    If I (Jim) were to go back to coaching girls in school – starting a program – I would get the catcher in softball, the goalie in soccer, all the water polo players I could get and then I would go to the vice principle and ask to see the 10 pushiest problem girls that had attitudes. Those will be your best girl wrestlers. Some of these “troubled kids” excel when they find a sport that lets off steam, gets them tired and sweaty.

    The schools handle the coaching differently. The best way is a head wrestling coach over both boys and girls like in track with a separate assistant for the girls and the boys. Facilities differ, but often boys and girls train on the same mat surface. If there is a very skilled girl, she may need to train against the boys to continue her progress. The girls wrestling coach in Kelso is also the soccer coach. The head wrestling coach there said you can coach the girl wrestlers and don’t worry about technique – I can teach you that. It’s big there now. Some schools have girls practicing separately 4 days a week and together with the boys one day a week.

    In the metro areas where there are more girls’ teams, they can compete in dual meets with other schools along side the boys utilizing a second ref. This is rare at this stage because few high schools have full teams.
    Most competition is on weekends for the girls by traveling to tournaments. They have a website that lists the tournaments for each week.

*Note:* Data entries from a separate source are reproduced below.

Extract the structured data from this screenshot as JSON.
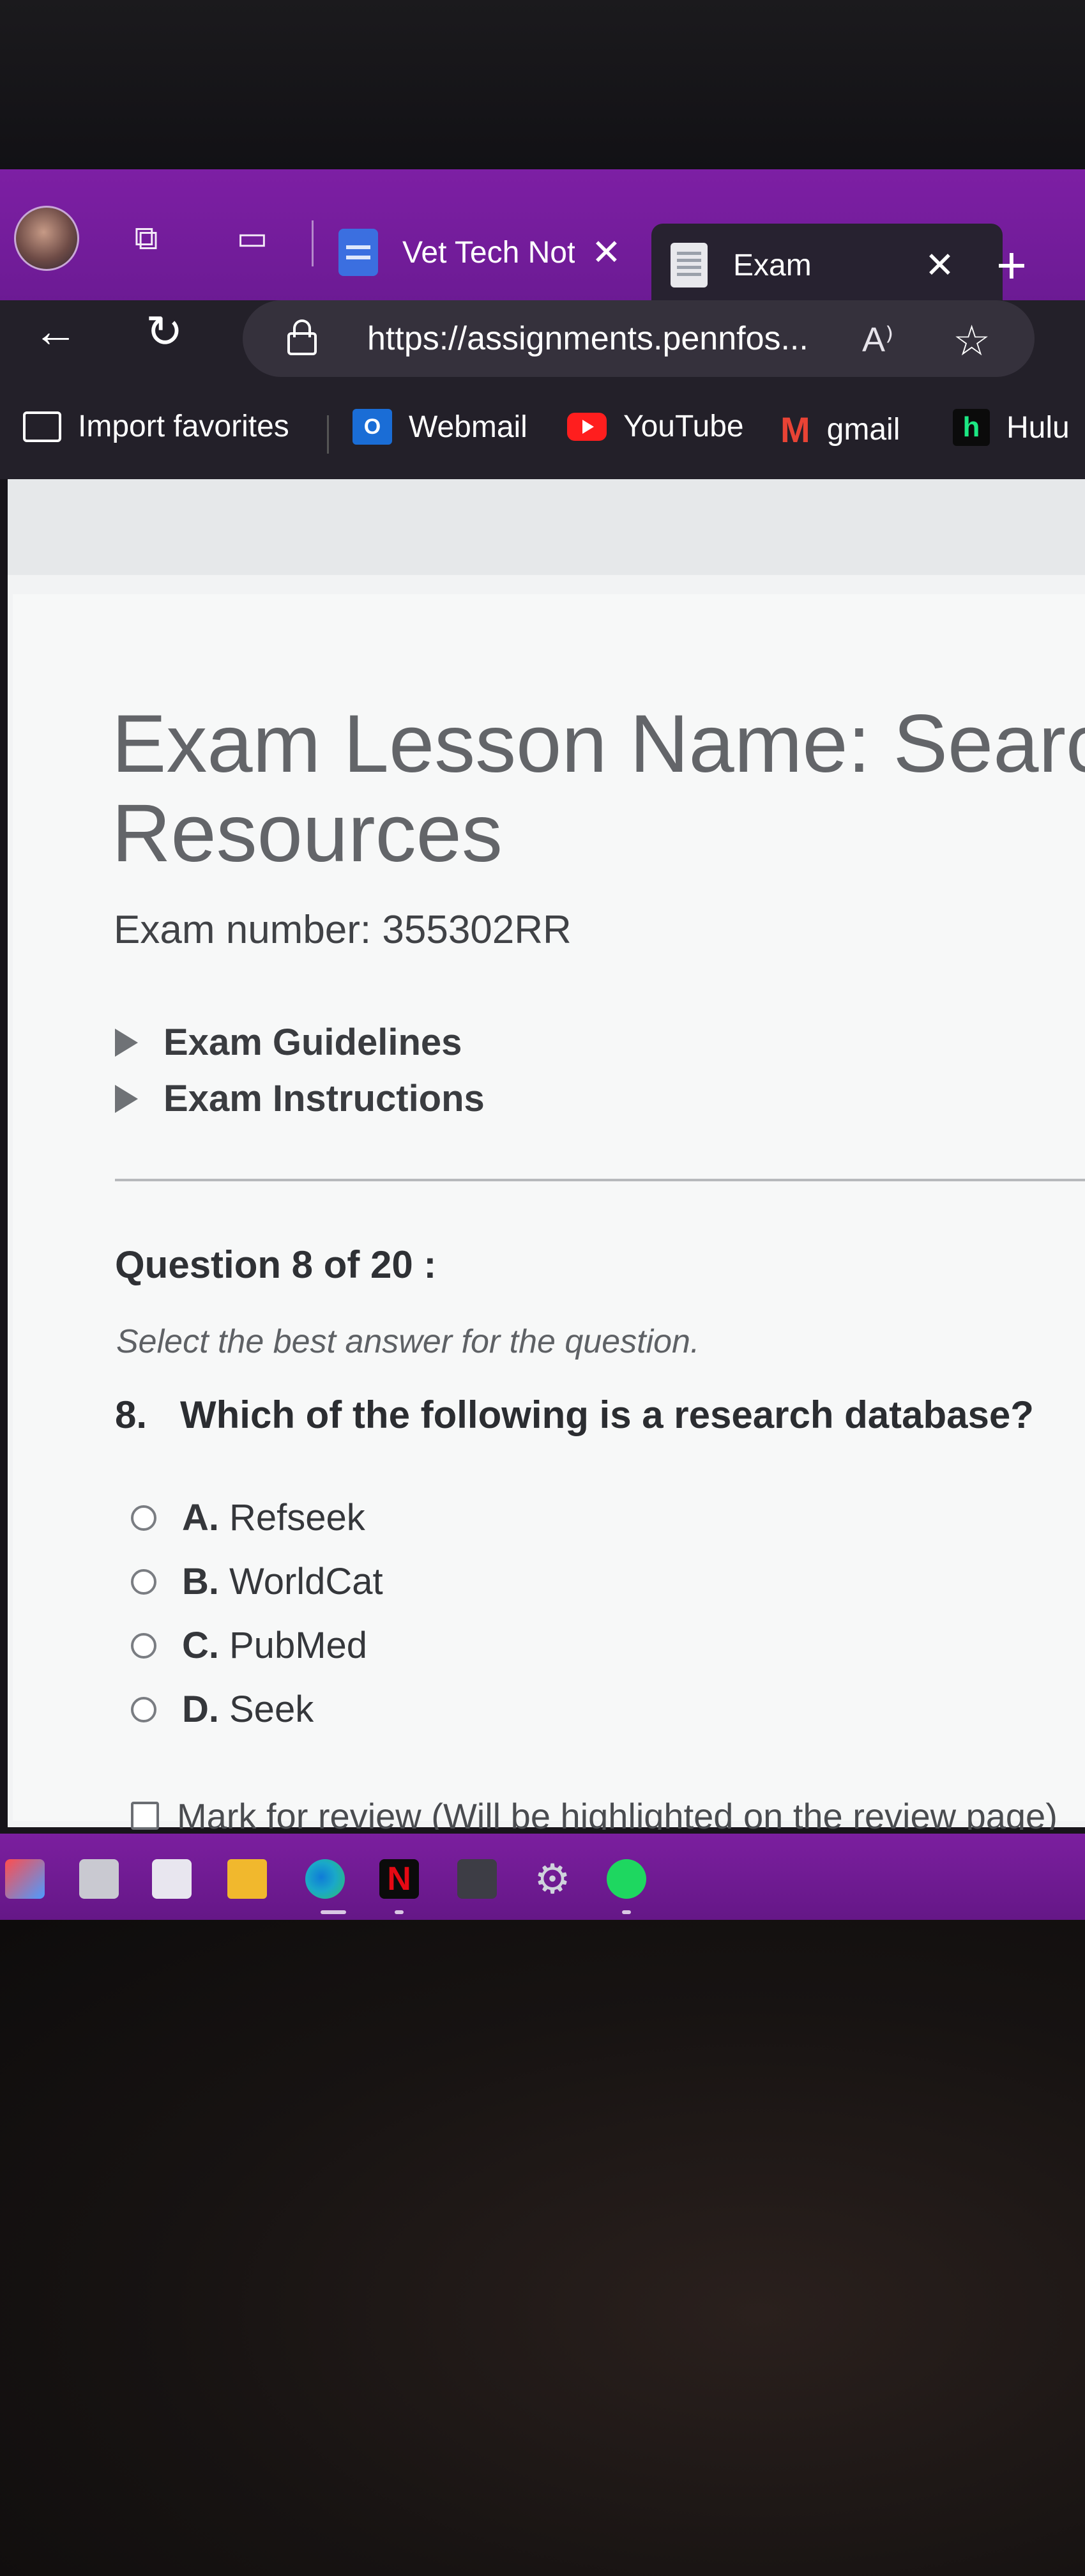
{
  "browser": {
    "tabs": [
      {
        "title": "Vet Tech Not",
        "close": "✕"
      },
      {
        "title": "Exam",
        "close": "✕"
      }
    ],
    "new_tab": "+",
    "nav": {
      "back": "←",
      "refresh": "↻"
    },
    "url": "https://assignments.pennfos...",
    "read_aloud": "A⁾",
    "favorite_star": "☆",
    "favorites": [
      {
        "label": "Import favorites"
      },
      {
        "label": "Webmail",
        "icon_text": "O"
      },
      {
        "label": "YouTube"
      },
      {
        "label": "gmail",
        "icon_text": "M"
      },
      {
        "label": "Hulu",
        "icon_text": "h"
      }
    ]
  },
  "exam": {
    "title_line1": "Exam Lesson Name: Searchin",
    "title_line2": "Resources",
    "number_text": "Exam number: 355302RR",
    "guidelines": "Exam Guidelines",
    "instructions": "Exam Instructions",
    "question_header": "Question 8 of 20 :",
    "instruction_text": "Select the best answer for the question.",
    "question_number": "8.",
    "question_text": "Which of the following is a research database?",
    "options": [
      {
        "letter": "A.",
        "text": "Refseek"
      },
      {
        "letter": "B.",
        "text": "WorldCat"
      },
      {
        "letter": "C.",
        "text": "PubMed"
      },
      {
        "letter": "D.",
        "text": "Seek"
      }
    ],
    "review_text": "Mark for review (Will be highlighted on the review page)"
  },
  "taskbar": {
    "netflix_label": "N",
    "settings_icon": "⚙"
  },
  "colors": {
    "tabstrip": "#7d1fa4",
    "toolbar": "#232029",
    "page_bg": "#f7f8f8",
    "title_text": "#636569"
  }
}
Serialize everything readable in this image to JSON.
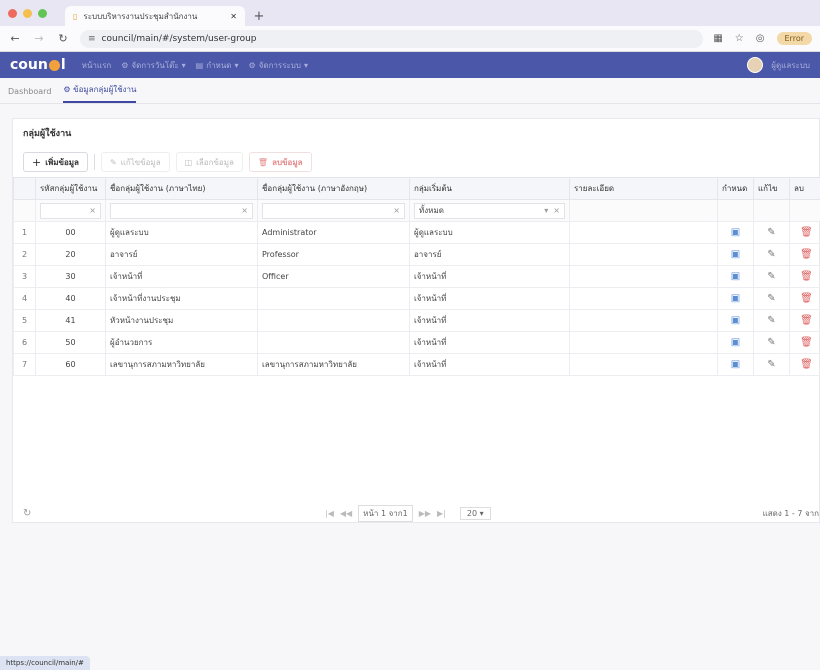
{
  "browser": {
    "tab_title": "ระบบบริหารงานประชุมสำนักงาน",
    "url": "council/main/#/system/user-group",
    "error_label": "Error"
  },
  "app": {
    "logo_left": "coun",
    "logo_right": "l",
    "nav": [
      {
        "label": "หน้าแรก",
        "icon": "home-icon"
      },
      {
        "label": "จัดการวันโต๊ะ",
        "icon": "gear-icon"
      },
      {
        "label": "กำหนด",
        "icon": "calendar-icon"
      },
      {
        "label": "จัดการระบบ",
        "icon": "settings-icon"
      }
    ],
    "user_name": "ผู้ดูแลระบบ"
  },
  "breadcrumb": {
    "home": "Dashboard",
    "current": "ข้อมูลกลุ่มผู้ใช้งาน"
  },
  "panel": {
    "title": "กลุ่มผู้ใช้งาน",
    "toolbar": {
      "add": "เพิ่มข้อมูล",
      "edit": "แก้ไขข้อมูล",
      "view": "เลือกข้อมูล",
      "delete": "ลบข้อมูล"
    }
  },
  "table": {
    "headers": [
      "รหัสกลุ่มผู้ใช้งาน",
      "ชื่อกลุ่มผู้ใช้งาน (ภาษาไทย)",
      "ชื่อกลุ่มผู้ใช้งาน (ภาษาอังกฤษ)",
      "กลุ่มเริ่มต้น",
      "รายละเอียด",
      "กำหนด",
      "แก้ไข",
      "ลบ"
    ],
    "filter_select": "ทั้งหมด",
    "rows": [
      {
        "no": "1",
        "code": "00",
        "name_th": "ผู้ดูแลระบบ",
        "name_en": "Administrator",
        "default_group": "ผู้ดูแลระบบ",
        "detail": ""
      },
      {
        "no": "2",
        "code": "20",
        "name_th": "อาจารย์",
        "name_en": "Professor",
        "default_group": "อาจารย์",
        "detail": ""
      },
      {
        "no": "3",
        "code": "30",
        "name_th": "เจ้าหน้าที่",
        "name_en": "Officer",
        "default_group": "เจ้าหน้าที่",
        "detail": ""
      },
      {
        "no": "4",
        "code": "40",
        "name_th": "เจ้าหน้าที่งานประชุม",
        "name_en": "",
        "default_group": "เจ้าหน้าที่",
        "detail": ""
      },
      {
        "no": "5",
        "code": "41",
        "name_th": "หัวหน้างานประชุม",
        "name_en": "",
        "default_group": "เจ้าหน้าที่",
        "detail": ""
      },
      {
        "no": "6",
        "code": "50",
        "name_th": "ผู้อำนวยการ",
        "name_en": "",
        "default_group": "เจ้าหน้าที่",
        "detail": ""
      },
      {
        "no": "7",
        "code": "60",
        "name_th": "เลขานุการสภามหาวิทยาลัย",
        "name_en": "เลขานุการสภามหาวิทยาลัย",
        "default_group": "เจ้าหน้าที่",
        "detail": ""
      }
    ]
  },
  "pager": {
    "page_label": "หน้า",
    "page": "1",
    "of_label": "จาก",
    "total_pages": "1",
    "page_size": "20",
    "info": "แสดง 1 - 7 จาก"
  },
  "statusbar": {
    "url": "https://council/main/#"
  }
}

    This process is not going away. It is going to get stronger and stronger. There is a girl from Washington that is on the girls’ Olympic training team. They love the physicality of the sport. A side benefit is that they brought the media back. We are now seeing coverage of wrestling that we didn’t see for years.

    Do these girl wrestlers tend to go into occupations that require strength, like fire fighting and police work? Not necessarily. They just like wrestling. They often are recruited by JCs or colleges that have girls wrestling like Pacific. Our JC in Yakima was going to drop wrestling but decided to keep it by adding girls wrestling. They won nationals for two years now. Southwester CC in Coos Bay has girls wrestling and Bo Icalia is the women’s coach.( He is up at this tournament recruiting.)

    At first, starting out, schools have so little money that girls have to wear the boys uniform so they have to add a t-shirt. Later they purchase girls wrestling uniforms. Basically all the girls here wear the girl’s uniforms at this state level tournament.

    Headgear? At high school they all wear these new headgear that cover their hair also. So far, no problem with injured ears.

    As far a schools down in the Oregon area to look to for guidance – Kelso has certainly done it right. Washugal has a good turnout. Mountain View, Battle Ground and Skyview are all close by. They would love to see some competition from Oregon. It would be easy to begin in the Portland area with so much seasoned competition right close by.

    So after, fostering girls wrestling in the state of Washington, what’s in your future, Jim?
    I went to 40% 3 years ago. We have a transition team in place as I phase out. I have a motor home and family obligations.

    Thank you Jim Myerhoff, for showing us that wrestling is a sport that women will love and benefit from just like men do. They just need to get the chance.


Let me know what you think!